Lab Land’s editor enjoyed talking with several students about their work at the GDBBS Student Research Symposium last week. Neurons dominateÂ the three contest-winning images. The Integrated Cellular Imaging coreÂ facilityÂ judged the winners. From left to right:
1st Place: Stephanie Pollitt,Â Neuroscience
2nd Place: Amanda York,Â Biochemistry, Cell and Developmental Biology
3rd Place: Jadiel Wasson, Biochemistry, Cell and Developmental Biology
Larger versions and explanations below.
Randy Trumbower and his colleagues in Emory’s Department of Rehabilitation Medicine recently published a study showing that “daily intermittent hypoxia,” combined with walking exercise, can help patients with incomplete spinal cord injury walk for longer times. What is it about being deprived of oxygen for short periods that has a positive effect?
This research was puzzling at first (at least to your correspondent) because “daily intermittent hypoxia” is a good description of the gasping and snorting interruptions of sleep apnea.
Sleep apnea is a very common condition that increases the risk of high blood pressure, diabetes, heart attack and stroke. On the other side of the coin, many endurance athletes have been harnessing the body’s ability to adapt to low oxygen levels — so-called altitude training — to increase their performance for years.

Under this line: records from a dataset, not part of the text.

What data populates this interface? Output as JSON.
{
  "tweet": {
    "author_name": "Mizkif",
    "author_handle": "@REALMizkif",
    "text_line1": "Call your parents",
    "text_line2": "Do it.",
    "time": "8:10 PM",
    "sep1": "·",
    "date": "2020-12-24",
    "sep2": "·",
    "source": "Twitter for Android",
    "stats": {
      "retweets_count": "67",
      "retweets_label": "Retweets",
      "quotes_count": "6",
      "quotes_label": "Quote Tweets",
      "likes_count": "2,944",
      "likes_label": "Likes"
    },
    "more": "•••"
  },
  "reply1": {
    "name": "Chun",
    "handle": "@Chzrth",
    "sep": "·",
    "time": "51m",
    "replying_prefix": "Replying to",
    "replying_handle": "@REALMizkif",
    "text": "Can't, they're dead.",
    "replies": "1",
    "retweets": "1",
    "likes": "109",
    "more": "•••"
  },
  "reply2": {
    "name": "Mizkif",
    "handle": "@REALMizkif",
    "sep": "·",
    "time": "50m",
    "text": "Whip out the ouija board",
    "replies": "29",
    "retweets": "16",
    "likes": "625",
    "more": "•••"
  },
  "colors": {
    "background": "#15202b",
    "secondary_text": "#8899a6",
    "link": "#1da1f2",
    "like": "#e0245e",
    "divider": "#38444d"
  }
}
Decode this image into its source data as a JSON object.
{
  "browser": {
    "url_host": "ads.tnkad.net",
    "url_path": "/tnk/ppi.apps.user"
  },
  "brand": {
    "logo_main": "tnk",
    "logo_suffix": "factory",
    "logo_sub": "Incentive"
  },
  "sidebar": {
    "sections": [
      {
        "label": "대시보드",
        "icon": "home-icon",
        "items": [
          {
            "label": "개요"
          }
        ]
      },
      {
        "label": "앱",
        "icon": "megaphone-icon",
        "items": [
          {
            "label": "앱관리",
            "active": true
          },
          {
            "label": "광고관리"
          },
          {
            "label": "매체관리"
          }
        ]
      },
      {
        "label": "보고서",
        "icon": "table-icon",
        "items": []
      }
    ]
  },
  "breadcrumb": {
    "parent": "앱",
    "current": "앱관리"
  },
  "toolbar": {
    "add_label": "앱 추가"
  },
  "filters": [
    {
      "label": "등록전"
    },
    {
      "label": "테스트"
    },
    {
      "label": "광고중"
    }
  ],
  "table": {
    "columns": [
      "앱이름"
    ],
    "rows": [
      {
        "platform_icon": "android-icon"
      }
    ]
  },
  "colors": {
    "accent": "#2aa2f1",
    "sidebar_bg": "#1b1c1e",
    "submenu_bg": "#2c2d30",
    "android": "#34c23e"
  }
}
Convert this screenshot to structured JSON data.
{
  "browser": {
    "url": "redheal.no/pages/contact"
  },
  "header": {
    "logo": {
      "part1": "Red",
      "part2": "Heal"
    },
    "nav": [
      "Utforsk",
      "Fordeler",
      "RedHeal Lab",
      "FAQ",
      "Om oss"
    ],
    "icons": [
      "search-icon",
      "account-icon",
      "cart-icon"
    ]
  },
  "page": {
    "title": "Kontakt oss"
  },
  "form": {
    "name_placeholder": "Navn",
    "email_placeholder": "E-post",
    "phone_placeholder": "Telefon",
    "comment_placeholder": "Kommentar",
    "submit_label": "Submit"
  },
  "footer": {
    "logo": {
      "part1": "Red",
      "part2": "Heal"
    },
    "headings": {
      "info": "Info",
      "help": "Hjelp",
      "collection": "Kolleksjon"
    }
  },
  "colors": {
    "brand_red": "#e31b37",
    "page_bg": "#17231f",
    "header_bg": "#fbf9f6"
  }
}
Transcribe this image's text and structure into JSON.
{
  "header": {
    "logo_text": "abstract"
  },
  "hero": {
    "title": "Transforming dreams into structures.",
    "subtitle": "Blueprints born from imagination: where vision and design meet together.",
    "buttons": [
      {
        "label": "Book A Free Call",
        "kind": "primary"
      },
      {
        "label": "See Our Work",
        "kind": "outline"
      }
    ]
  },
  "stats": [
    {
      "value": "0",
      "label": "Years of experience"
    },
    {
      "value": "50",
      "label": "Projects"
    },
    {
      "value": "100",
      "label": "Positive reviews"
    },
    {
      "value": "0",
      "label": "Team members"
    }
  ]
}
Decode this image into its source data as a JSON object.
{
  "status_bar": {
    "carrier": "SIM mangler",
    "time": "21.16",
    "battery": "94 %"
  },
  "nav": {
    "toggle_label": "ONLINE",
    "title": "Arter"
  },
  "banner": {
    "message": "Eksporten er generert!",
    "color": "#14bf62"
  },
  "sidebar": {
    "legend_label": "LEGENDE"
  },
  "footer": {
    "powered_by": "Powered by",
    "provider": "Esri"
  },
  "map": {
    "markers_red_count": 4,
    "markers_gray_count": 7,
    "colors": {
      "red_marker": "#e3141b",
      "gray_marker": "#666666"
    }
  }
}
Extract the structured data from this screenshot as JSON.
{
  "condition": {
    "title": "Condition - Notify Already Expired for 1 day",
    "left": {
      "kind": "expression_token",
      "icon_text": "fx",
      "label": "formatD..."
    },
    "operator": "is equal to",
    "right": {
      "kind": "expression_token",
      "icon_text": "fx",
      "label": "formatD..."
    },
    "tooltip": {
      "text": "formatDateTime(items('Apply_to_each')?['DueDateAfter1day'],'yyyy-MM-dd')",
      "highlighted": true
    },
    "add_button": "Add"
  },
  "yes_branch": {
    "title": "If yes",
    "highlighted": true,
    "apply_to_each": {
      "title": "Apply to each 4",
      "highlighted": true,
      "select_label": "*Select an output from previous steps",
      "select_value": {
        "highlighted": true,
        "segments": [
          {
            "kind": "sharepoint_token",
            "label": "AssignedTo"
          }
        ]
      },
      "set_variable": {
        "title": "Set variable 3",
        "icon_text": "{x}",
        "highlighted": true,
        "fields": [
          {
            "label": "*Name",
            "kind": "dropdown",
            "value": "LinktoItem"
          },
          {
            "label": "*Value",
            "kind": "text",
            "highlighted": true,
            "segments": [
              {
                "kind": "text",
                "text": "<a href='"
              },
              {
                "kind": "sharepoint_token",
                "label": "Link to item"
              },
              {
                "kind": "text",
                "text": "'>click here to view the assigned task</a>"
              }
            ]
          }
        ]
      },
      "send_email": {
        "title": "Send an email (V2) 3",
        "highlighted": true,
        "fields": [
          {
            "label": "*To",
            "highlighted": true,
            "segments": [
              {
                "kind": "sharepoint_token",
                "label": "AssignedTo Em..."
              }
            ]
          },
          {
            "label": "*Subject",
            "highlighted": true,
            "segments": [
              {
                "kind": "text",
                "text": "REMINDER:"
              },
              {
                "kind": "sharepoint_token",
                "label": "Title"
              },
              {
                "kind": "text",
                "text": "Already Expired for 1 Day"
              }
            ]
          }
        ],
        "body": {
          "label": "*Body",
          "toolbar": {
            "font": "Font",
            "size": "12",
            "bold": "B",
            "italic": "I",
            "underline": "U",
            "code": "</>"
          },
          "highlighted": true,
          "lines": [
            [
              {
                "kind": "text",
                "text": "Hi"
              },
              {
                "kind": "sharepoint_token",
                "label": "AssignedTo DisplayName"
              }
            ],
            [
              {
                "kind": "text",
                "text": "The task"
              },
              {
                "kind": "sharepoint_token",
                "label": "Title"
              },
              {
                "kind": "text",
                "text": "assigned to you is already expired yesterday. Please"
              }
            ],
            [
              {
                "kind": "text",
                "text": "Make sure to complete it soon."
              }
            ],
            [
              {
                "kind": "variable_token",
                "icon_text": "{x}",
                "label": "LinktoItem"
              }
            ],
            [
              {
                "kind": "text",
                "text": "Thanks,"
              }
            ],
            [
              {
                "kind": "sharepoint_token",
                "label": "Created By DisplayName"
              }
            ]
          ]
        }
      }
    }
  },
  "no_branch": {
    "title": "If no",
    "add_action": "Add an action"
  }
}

So we have an apparent clash: hypoxia is bad, except when it’s good. Looking closely, there are some critical differences between sleep apnea and therapeutic hypoxia. The dose makes the poison, right? Read more